(Data about app and page elements)
○ ○ ○ ○ ○

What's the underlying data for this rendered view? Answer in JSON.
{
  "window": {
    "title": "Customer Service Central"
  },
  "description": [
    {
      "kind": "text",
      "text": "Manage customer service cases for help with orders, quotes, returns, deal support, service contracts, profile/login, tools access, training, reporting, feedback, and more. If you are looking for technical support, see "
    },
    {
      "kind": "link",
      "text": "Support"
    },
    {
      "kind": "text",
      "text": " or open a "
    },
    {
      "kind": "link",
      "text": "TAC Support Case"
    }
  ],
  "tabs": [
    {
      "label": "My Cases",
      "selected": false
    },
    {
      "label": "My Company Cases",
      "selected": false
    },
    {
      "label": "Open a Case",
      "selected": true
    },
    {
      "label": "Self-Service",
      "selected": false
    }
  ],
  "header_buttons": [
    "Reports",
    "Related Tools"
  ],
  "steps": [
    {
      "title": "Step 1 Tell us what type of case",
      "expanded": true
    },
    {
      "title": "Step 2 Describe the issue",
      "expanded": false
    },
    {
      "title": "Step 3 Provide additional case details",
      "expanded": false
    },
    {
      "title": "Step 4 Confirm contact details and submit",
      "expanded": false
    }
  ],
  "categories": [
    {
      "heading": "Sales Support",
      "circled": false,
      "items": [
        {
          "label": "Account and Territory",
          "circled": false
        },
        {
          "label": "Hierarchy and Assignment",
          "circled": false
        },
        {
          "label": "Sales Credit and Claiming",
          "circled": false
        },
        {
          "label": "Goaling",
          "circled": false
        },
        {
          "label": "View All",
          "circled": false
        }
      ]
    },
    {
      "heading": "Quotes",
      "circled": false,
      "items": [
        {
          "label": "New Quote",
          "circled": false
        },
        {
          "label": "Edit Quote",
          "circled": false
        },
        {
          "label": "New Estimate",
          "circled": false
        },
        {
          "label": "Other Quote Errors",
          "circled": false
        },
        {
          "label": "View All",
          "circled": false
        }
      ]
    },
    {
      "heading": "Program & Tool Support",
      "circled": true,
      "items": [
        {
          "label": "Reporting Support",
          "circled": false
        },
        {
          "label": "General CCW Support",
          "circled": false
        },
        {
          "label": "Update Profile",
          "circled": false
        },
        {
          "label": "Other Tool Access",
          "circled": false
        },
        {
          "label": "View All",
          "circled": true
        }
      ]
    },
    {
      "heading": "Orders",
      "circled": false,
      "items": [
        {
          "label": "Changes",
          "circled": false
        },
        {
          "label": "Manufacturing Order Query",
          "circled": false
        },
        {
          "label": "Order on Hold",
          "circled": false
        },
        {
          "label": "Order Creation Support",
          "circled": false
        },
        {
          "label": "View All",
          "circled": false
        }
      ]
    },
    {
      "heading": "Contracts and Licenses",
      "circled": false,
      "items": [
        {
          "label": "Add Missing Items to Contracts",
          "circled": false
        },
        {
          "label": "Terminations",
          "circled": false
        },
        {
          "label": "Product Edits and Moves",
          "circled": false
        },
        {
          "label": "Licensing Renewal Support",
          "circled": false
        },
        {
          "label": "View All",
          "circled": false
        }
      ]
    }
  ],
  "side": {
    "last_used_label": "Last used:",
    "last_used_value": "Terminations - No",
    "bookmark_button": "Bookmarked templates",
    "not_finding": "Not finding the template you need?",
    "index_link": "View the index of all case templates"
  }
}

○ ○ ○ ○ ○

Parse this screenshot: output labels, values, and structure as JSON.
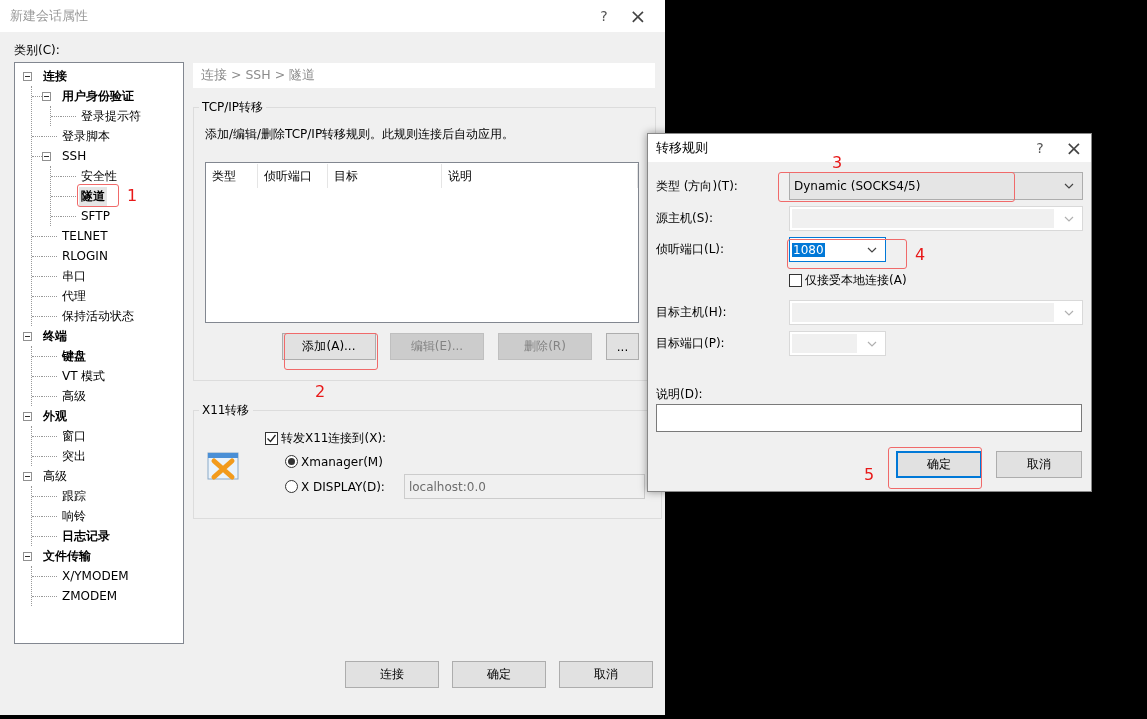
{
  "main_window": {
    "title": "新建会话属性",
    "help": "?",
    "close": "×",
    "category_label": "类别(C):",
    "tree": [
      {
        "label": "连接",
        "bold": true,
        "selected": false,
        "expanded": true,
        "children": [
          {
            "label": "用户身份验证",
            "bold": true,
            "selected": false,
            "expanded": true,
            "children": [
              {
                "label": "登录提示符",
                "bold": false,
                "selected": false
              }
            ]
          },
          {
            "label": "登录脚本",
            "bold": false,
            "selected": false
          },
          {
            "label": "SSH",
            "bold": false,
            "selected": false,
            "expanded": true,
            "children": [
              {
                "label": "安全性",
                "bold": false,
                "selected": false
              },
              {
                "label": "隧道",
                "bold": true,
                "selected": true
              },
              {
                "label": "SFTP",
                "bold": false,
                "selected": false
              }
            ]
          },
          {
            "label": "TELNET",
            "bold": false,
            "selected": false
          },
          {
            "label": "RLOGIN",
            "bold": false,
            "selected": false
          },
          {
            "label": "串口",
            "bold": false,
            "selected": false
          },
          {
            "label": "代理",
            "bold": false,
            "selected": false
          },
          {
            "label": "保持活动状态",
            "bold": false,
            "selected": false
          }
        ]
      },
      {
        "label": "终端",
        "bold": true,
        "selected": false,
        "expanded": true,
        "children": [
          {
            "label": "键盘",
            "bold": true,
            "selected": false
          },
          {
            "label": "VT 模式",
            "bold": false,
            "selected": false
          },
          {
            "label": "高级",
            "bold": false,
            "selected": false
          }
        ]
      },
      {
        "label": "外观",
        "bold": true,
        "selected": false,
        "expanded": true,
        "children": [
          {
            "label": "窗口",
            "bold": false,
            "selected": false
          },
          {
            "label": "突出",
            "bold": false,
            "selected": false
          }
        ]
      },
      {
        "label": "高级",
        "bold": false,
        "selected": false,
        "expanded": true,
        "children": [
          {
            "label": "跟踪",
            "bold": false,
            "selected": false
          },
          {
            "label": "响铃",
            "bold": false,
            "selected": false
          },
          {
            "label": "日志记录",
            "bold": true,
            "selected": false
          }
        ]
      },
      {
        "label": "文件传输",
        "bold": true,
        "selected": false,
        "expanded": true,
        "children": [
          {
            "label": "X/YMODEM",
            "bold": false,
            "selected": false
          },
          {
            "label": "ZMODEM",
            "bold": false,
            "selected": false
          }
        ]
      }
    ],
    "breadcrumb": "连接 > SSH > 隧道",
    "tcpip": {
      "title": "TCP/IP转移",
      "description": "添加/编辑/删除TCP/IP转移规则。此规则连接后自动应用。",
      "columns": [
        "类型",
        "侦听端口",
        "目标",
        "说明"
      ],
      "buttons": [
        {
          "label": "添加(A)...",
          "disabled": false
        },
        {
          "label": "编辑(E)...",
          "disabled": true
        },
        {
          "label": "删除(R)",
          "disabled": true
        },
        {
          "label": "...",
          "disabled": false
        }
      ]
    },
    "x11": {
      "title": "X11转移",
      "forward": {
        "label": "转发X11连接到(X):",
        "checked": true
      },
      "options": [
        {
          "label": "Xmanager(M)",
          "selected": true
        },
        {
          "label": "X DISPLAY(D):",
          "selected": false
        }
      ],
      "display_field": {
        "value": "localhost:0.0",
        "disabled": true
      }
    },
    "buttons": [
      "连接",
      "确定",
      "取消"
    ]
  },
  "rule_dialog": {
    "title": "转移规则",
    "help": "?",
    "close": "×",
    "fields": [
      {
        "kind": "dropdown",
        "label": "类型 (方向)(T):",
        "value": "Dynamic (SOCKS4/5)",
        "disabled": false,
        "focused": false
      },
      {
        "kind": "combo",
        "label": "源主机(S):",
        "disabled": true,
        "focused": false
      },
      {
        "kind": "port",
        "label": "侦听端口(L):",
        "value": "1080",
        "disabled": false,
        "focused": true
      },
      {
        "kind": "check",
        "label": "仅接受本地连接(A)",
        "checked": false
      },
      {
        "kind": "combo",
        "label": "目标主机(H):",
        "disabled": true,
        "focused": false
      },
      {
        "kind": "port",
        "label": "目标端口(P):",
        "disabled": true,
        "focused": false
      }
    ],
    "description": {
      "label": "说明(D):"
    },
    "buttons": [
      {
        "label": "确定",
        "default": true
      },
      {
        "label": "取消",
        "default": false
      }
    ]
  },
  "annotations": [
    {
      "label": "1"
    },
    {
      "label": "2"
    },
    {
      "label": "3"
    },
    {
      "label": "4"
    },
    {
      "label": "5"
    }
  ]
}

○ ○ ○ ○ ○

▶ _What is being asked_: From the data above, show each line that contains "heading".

▶ _Response to this task_:
      "heading": "Sales Support",
      "heading": "Quotes",
      "heading": "Program & Tool Support",
      "heading": "Orders",
      "heading": "Contracts and Licenses",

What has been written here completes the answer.